### Task statement
Scan the records below, and wherever a line has the word "count", pull it out.

Component data from apps and pages:
━━━━━━━━━━━━━━━━━━━━━━━━━━━━━━

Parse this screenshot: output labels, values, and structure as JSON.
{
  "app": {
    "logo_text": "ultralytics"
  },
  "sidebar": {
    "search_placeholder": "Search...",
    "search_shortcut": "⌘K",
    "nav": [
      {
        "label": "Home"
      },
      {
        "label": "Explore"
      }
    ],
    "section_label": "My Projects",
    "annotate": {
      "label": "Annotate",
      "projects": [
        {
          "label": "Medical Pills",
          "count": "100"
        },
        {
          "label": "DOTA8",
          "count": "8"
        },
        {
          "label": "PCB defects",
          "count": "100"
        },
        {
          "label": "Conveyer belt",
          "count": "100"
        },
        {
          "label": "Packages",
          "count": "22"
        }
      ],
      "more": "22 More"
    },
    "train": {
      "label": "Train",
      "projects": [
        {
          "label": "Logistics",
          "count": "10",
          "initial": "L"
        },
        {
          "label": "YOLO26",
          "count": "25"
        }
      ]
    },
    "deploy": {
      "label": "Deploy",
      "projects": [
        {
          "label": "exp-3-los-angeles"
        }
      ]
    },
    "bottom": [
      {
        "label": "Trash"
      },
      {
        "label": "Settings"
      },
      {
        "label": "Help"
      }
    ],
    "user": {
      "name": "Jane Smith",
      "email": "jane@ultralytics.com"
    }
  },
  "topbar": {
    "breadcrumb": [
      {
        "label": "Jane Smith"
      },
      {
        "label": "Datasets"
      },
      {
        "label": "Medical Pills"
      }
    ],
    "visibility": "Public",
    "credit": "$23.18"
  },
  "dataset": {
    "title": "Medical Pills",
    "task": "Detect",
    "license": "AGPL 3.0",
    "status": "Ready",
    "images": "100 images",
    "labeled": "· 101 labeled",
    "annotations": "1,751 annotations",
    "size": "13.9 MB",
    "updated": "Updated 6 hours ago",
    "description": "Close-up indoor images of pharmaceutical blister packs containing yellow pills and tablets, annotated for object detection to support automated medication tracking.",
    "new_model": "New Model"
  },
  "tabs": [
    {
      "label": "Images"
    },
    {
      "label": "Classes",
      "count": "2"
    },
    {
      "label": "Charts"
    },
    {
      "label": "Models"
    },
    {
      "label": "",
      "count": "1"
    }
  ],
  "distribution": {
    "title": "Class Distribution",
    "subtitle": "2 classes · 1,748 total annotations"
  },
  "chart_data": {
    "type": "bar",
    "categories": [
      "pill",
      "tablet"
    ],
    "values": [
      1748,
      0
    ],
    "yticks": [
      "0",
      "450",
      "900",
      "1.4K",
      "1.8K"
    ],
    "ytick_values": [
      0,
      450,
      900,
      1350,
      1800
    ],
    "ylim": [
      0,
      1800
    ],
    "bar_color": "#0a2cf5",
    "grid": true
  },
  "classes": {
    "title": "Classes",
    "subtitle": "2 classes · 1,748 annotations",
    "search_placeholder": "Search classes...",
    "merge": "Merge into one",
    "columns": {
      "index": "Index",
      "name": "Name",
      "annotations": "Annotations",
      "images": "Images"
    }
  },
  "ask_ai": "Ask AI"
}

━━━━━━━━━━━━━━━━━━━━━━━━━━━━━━

### Task result
          "count": "100"
          "count": "8"
          "count": "100"
          "count": "100"
          "count": "22"
          "count": "10",
          "count": "25"
      "count": "2"
      "count": "1"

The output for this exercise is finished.